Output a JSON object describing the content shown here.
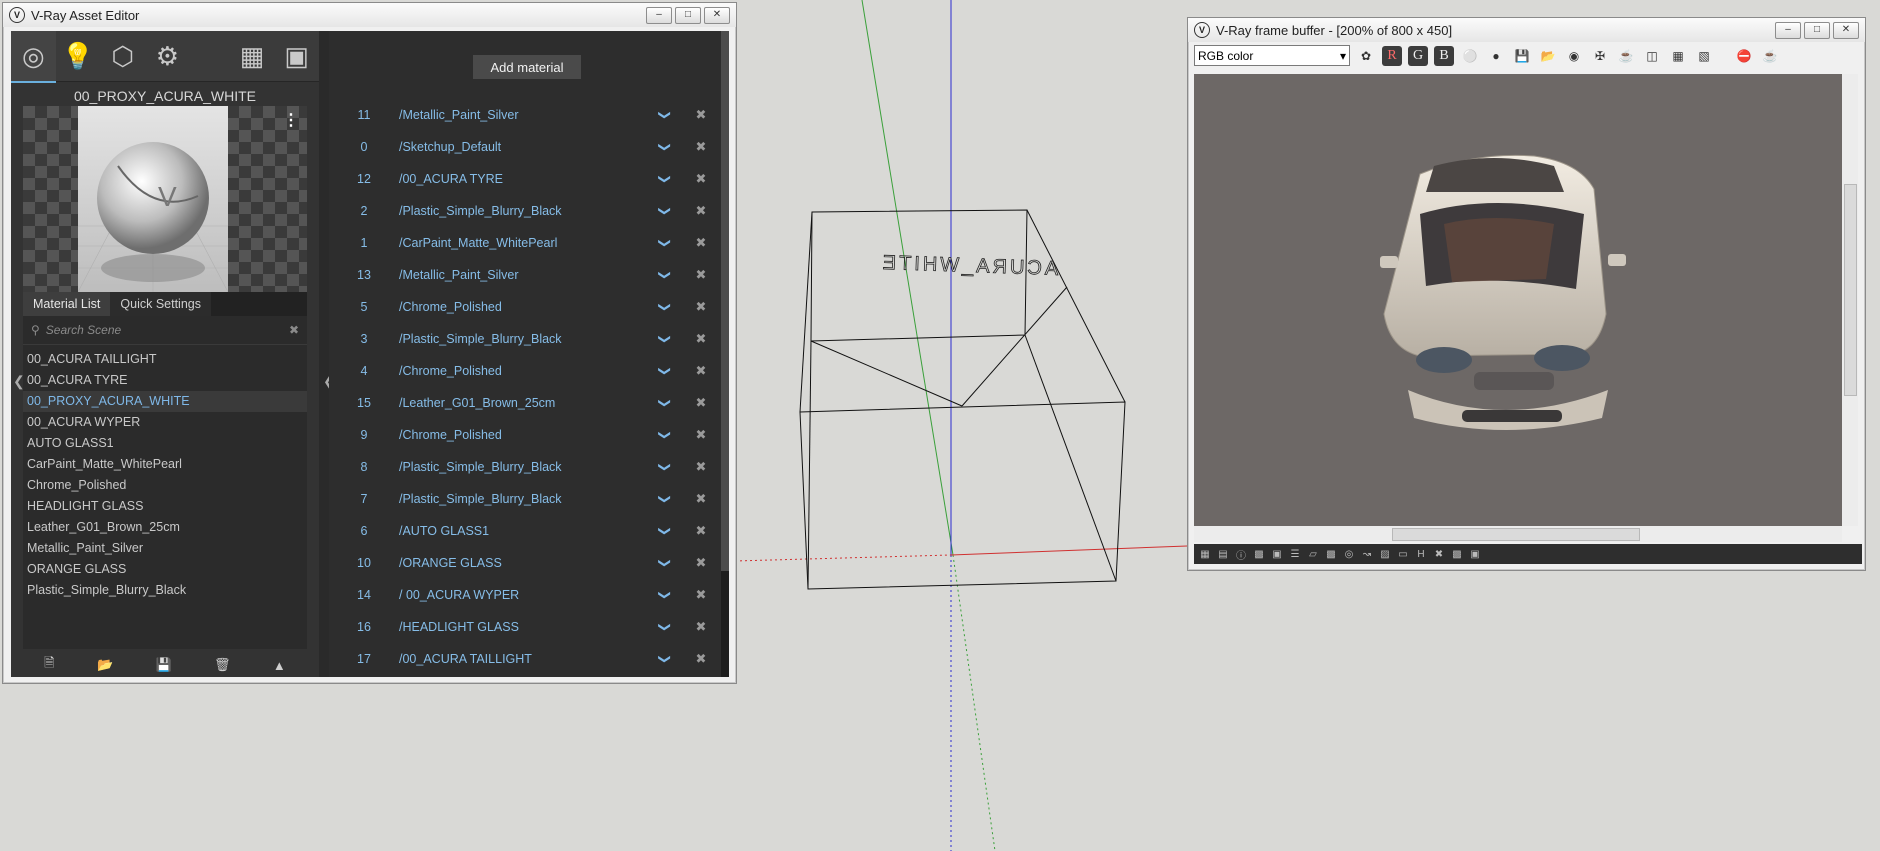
{
  "asset_editor": {
    "title": "V-Ray Asset Editor",
    "window_controls": [
      "–",
      "□",
      "✕"
    ],
    "current_material": "00_PROXY_ACURA_WHITE",
    "list_tabs": [
      "Material List",
      "Quick Settings"
    ],
    "search_placeholder": "Search Scene",
    "materials": [
      "00_ACURA TAILLIGHT",
      "00_ACURA TYRE",
      "00_PROXY_ACURA_WHITE",
      "00_ACURA WYPER",
      "AUTO GLASS1",
      "CarPaint_Matte_WhitePearl",
      "Chrome_Polished",
      "HEADLIGHT GLASS",
      "Leather_G01_Brown_25cm",
      "Metallic_Paint_Silver",
      "ORANGE GLASS",
      "Plastic_Simple_Blurry_Black"
    ],
    "selected_material_index": 2,
    "add_material_label": "Add material",
    "slots": [
      {
        "id": "11",
        "name": "/Metallic_Paint_Silver"
      },
      {
        "id": "0",
        "name": "/Sketchup_Default"
      },
      {
        "id": "12",
        "name": "/00_ACURA TYRE"
      },
      {
        "id": "2",
        "name": "/Plastic_Simple_Blurry_Black"
      },
      {
        "id": "1",
        "name": "/CarPaint_Matte_WhitePearl"
      },
      {
        "id": "13",
        "name": "/Metallic_Paint_Silver"
      },
      {
        "id": "5",
        "name": "/Chrome_Polished"
      },
      {
        "id": "3",
        "name": "/Plastic_Simple_Blurry_Black"
      },
      {
        "id": "4",
        "name": "/Chrome_Polished"
      },
      {
        "id": "15",
        "name": "/Leather_G01_Brown_25cm"
      },
      {
        "id": "9",
        "name": "/Chrome_Polished"
      },
      {
        "id": "8",
        "name": "/Plastic_Simple_Blurry_Black"
      },
      {
        "id": "7",
        "name": "/Plastic_Simple_Blurry_Black"
      },
      {
        "id": "6",
        "name": "/AUTO GLASS1"
      },
      {
        "id": "10",
        "name": "/ORANGE GLASS"
      },
      {
        "id": "14",
        "name": "/ 00_ACURA WYPER"
      },
      {
        "id": "16",
        "name": "/HEADLIGHT GLASS"
      },
      {
        "id": "17",
        "name": "/00_ACURA TAILLIGHT"
      }
    ],
    "colors": {
      "panel": "#333333",
      "accent": "#7fb8e8",
      "list_text": "#c9c9c9"
    }
  },
  "vfb": {
    "title": "V-Ray frame buffer - [200% of 800 x 450]",
    "channel": "RGB color",
    "channel_buttons": [
      "R",
      "G",
      "B"
    ],
    "window_controls": [
      "–",
      "□",
      "✕"
    ]
  },
  "viewport": {
    "model_text": "ACURA_WHITE",
    "axis_colors": {
      "green": "#3aa03a",
      "blue": "#2a2ad0",
      "red": "#d03030"
    }
  }
}
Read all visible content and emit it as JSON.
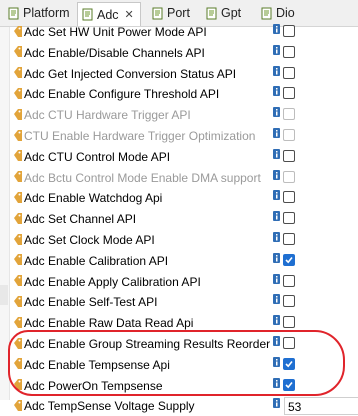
{
  "tabs": [
    {
      "label": "Platform",
      "active": false,
      "closable": false
    },
    {
      "label": "Adc",
      "active": true,
      "closable": true,
      "close_glyph": "✕"
    },
    {
      "label": "Port",
      "active": false,
      "closable": false
    },
    {
      "label": "Gpt",
      "active": false,
      "closable": false
    },
    {
      "label": "Dio",
      "active": false,
      "closable": false
    }
  ],
  "rows": [
    {
      "label": "Adc Set HW Unit Power Mode API",
      "enabled": true,
      "type": "checkbox",
      "checked": false
    },
    {
      "label": "Adc Enable/Disable Channels API",
      "enabled": true,
      "type": "checkbox",
      "checked": false
    },
    {
      "label": "Adc Get Injected Conversion Status API",
      "enabled": true,
      "type": "checkbox",
      "checked": false
    },
    {
      "label": "Adc Enable Configure Threshold API",
      "enabled": true,
      "type": "checkbox",
      "checked": false
    },
    {
      "label": "Adc CTU Hardware Trigger API",
      "enabled": false,
      "type": "checkbox",
      "checked": false
    },
    {
      "label": "CTU Enable Hardware Trigger Optimization",
      "enabled": false,
      "type": "checkbox",
      "checked": false
    },
    {
      "label": "Adc CTU Control Mode API",
      "enabled": true,
      "type": "checkbox",
      "checked": false
    },
    {
      "label": "Adc Bctu Control Mode Enable DMA support",
      "enabled": false,
      "type": "checkbox",
      "checked": false
    },
    {
      "label": "Adc Enable Watchdog Api",
      "enabled": true,
      "type": "checkbox",
      "checked": false
    },
    {
      "label": "Adc Set Channel API",
      "enabled": true,
      "type": "checkbox",
      "checked": false
    },
    {
      "label": "Adc Set Clock Mode API",
      "enabled": true,
      "type": "checkbox",
      "checked": false
    },
    {
      "label": "Adc Enable Calibration API",
      "enabled": true,
      "type": "checkbox",
      "checked": true
    },
    {
      "label": "Adc Enable Apply Calibration API",
      "enabled": true,
      "type": "checkbox",
      "checked": false
    },
    {
      "label": "Adc Enable Self-Test API",
      "enabled": true,
      "type": "checkbox",
      "checked": false
    },
    {
      "label": "Adc Enable Raw Data Read Api",
      "enabled": true,
      "type": "checkbox",
      "checked": false
    },
    {
      "label": "Adc Enable Group Streaming Results Reorder",
      "enabled": true,
      "type": "checkbox",
      "checked": false
    },
    {
      "label": "Adc Enable Tempsense Api",
      "enabled": true,
      "type": "checkbox",
      "checked": true
    },
    {
      "label": "Adc PowerOn Tempsense",
      "enabled": true,
      "type": "checkbox",
      "checked": true
    },
    {
      "label": "Adc TempSense Voltage Supply",
      "enabled": true,
      "type": "number",
      "value": "53"
    }
  ],
  "colors": {
    "accent": "#1f6fd1",
    "highlight_circle": "#e0242b",
    "disabled_text": "#9a9a9a"
  }
}
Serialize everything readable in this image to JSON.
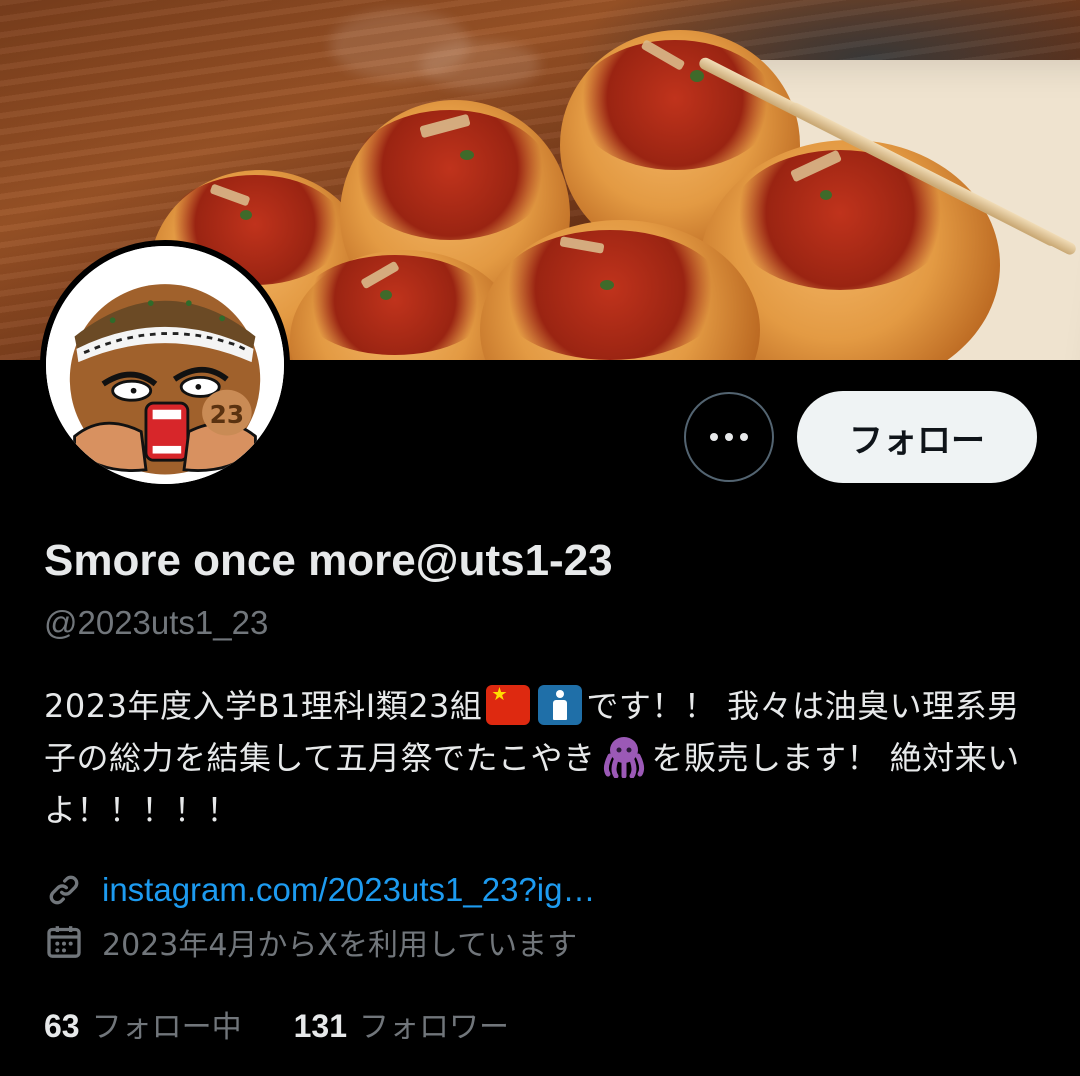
{
  "profile": {
    "display_name": "Smore once more@uts1-23",
    "handle": "@2023uts1_23",
    "bio": {
      "part1": "2023年度入学B1理科I類23組",
      "part2": "です！！ 我々は油臭い理系男子の総力を結集して五月祭でたこやき",
      "part3": "を販売します！ 絶対来いよ！！！！！"
    },
    "link": "instagram.com/2023uts1_23?ig…",
    "joined": "2023年4月からXを利用しています",
    "avatar_badge": "23"
  },
  "actions": {
    "follow_label": "フォロー",
    "more_icon": "more-horizontal-icon"
  },
  "stats": {
    "following_count": "63",
    "following_label": "フォロー中",
    "followers_count": "131",
    "followers_label": "フォロワー"
  },
  "icons": {
    "link": "link-icon",
    "calendar": "calendar-icon",
    "flag": "china-flag-icon",
    "man": "mens-room-icon",
    "octopus": "octopus-icon"
  },
  "colors": {
    "background": "#000000",
    "text_primary": "#e7e9ea",
    "text_secondary": "#71767b",
    "link": "#1d9bf0",
    "follow_button_bg": "#eff3f4"
  }
}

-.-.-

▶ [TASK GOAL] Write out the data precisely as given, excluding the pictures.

▶ [TASK OUTPUT]
Output a JSON object describing the content shown here.
{
  "asset_editor": {
    "title": "V-Ray Asset Editor",
    "window_controls": [
      "–",
      "□",
      "✕"
    ],
    "current_material": "00_PROXY_ACURA_WHITE",
    "list_tabs": [
      "Material List",
      "Quick Settings"
    ],
    "search_placeholder": "Search Scene",
    "materials": [
      "00_ACURA TAILLIGHT",
      "00_ACURA TYRE",
      "00_PROXY_ACURA_WHITE",
      "00_ACURA WYPER",
      "AUTO GLASS1",
      "CarPaint_Matte_WhitePearl",
      "Chrome_Polished",
      "HEADLIGHT GLASS",
      "Leather_G01_Brown_25cm",
      "Metallic_Paint_Silver",
      "ORANGE GLASS",
      "Plastic_Simple_Blurry_Black"
    ],
    "selected_material_index": 2,
    "add_material_label": "Add material",
    "slots": [
      {
        "id": "11",
        "name": "/Metallic_Paint_Silver"
      },
      {
        "id": "0",
        "name": "/Sketchup_Default"
      },
      {
        "id": "12",
        "name": "/00_ACURA TYRE"
      },
      {
        "id": "2",
        "name": "/Plastic_Simple_Blurry_Black"
      },
      {
        "id": "1",
        "name": "/CarPaint_Matte_WhitePearl"
      },
      {
        "id": "13",
        "name": "/Metallic_Paint_Silver"
      },
      {
        "id": "5",
        "name": "/Chrome_Polished"
      },
      {
        "id": "3",
        "name": "/Plastic_Simple_Blurry_Black"
      },
      {
        "id": "4",
        "name": "/Chrome_Polished"
      },
      {
        "id": "15",
        "name": "/Leather_G01_Brown_25cm"
      },
      {
        "id": "9",
        "name": "/Chrome_Polished"
      },
      {
        "id": "8",
        "name": "/Plastic_Simple_Blurry_Black"
      },
      {
        "id": "7",
        "name": "/Plastic_Simple_Blurry_Black"
      },
      {
        "id": "6",
        "name": "/AUTO GLASS1"
      },
      {
        "id": "10",
        "name": "/ORANGE GLASS"
      },
      {
        "id": "14",
        "name": "/ 00_ACURA WYPER"
      },
      {
        "id": "16",
        "name": "/HEADLIGHT GLASS"
      },
      {
        "id": "17",
        "name": "/00_ACURA TAILLIGHT"
      }
    ],
    "colors": {
      "panel": "#333333",
      "accent": "#7fb8e8",
      "list_text": "#c9c9c9"
    }
  },
  "vfb": {
    "title": "V-Ray frame buffer - [200% of 800 x 450]",
    "channel": "RGB color",
    "channel_buttons": [
      "R",
      "G",
      "B"
    ],
    "window_controls": [
      "–",
      "□",
      "✕"
    ]
  },
  "viewport": {
    "model_text": "ACURA_WHITE",
    "axis_colors": {
      "green": "#3aa03a",
      "blue": "#2a2ad0",
      "red": "#d03030"
    }
  }
}
Read all visible content and emit it as JSON.
{
  "tabs": [
    {
      "label": "Platform",
      "active": false,
      "closable": false
    },
    {
      "label": "Adc",
      "active": true,
      "closable": true,
      "close_glyph": "✕"
    },
    {
      "label": "Port",
      "active": false,
      "closable": false
    },
    {
      "label": "Gpt",
      "active": false,
      "closable": false
    },
    {
      "label": "Dio",
      "active": false,
      "closable": false
    }
  ],
  "rows": [
    {
      "label": "Adc Set HW Unit Power Mode API",
      "enabled": true,
      "type": "checkbox",
      "checked": false
    },
    {
      "label": "Adc Enable/Disable Channels API",
      "enabled": true,
      "type": "checkbox",
      "checked": false
    },
    {
      "label": "Adc Get Injected Conversion Status API",
      "enabled": true,
      "type": "checkbox",
      "checked": false
    },
    {
      "label": "Adc Enable Configure Threshold API",
      "enabled": true,
      "type": "checkbox",
      "checked": false
    },
    {
      "label": "Adc CTU Hardware Trigger API",
      "enabled": false,
      "type": "checkbox",
      "checked": false
    },
    {
      "label": "CTU Enable Hardware Trigger Optimization",
      "enabled": false,
      "type": "checkbox",
      "checked": false
    },
    {
      "label": "Adc CTU Control Mode API",
      "enabled": true,
      "type": "checkbox",
      "checked": false
    },
    {
      "label": "Adc Bctu Control Mode Enable DMA support",
      "enabled": false,
      "type": "checkbox",
      "checked": false
    },
    {
      "label": "Adc Enable Watchdog Api",
      "enabled": true,
      "type": "checkbox",
      "checked": false
    },
    {
      "label": "Adc Set Channel API",
      "enabled": true,
      "type": "checkbox",
      "checked": false
    },
    {
      "label": "Adc Set Clock Mode API",
      "enabled": true,
      "type": "checkbox",
      "checked": false
    },
    {
      "label": "Adc Enable Calibration API",
      "enabled": true,
      "type": "checkbox",
      "checked": true
    },
    {
      "label": "Adc Enable Apply Calibration API",
      "enabled": true,
      "type": "checkbox",
      "checked": false
    },
    {
      "label": "Adc Enable Self-Test API",
      "enabled": true,
      "type": "checkbox",
      "checked": false
    },
    {
      "label": "Adc Enable Raw Data Read Api",
      "enabled": true,
      "type": "checkbox",
      "checked": false
    },
    {
      "label": "Adc Enable Group Streaming Results Reorder",
      "enabled": true,
      "type": "checkbox",
      "checked": false
    },
    {
      "label": "Adc Enable Tempsense Api",
      "enabled": true,
      "type": "checkbox",
      "checked": true
    },
    {
      "label": "Adc PowerOn Tempsense",
      "enabled": true,
      "type": "checkbox",
      "checked": true
    },
    {
      "label": "Adc TempSense Voltage Supply",
      "enabled": true,
      "type": "number",
      "value": "53"
    }
  ],
  "colors": {
    "accent": "#1f6fd1",
    "highlight_circle": "#e0242b",
    "disabled_text": "#9a9a9a"
  }
}
Serialize everything readable in this image to JSON.
{
  "profile": {
    "display_name": "Smore once more@uts1-23",
    "handle": "@2023uts1_23",
    "bio": {
      "part1": "2023年度入学B1理科I類23組",
      "part2": "です！！ 我々は油臭い理系男子の総力を結集して五月祭でたこやき",
      "part3": "を販売します！ 絶対来いよ！！！！！"
    },
    "link": "instagram.com/2023uts1_23?ig…",
    "joined": "2023年4月からXを利用しています",
    "avatar_badge": "23"
  },
  "actions": {
    "follow_label": "フォロー",
    "more_icon": "more-horizontal-icon"
  },
  "stats": {
    "following_count": "63",
    "following_label": "フォロー中",
    "followers_count": "131",
    "followers_label": "フォロワー"
  },
  "icons": {
    "link": "link-icon",
    "calendar": "calendar-icon",
    "flag": "china-flag-icon",
    "man": "mens-room-icon",
    "octopus": "octopus-icon"
  },
  "colors": {
    "background": "#000000",
    "text_primary": "#e7e9ea",
    "text_secondary": "#71767b",
    "link": "#1d9bf0",
    "follow_button_bg": "#eff3f4"
  }
}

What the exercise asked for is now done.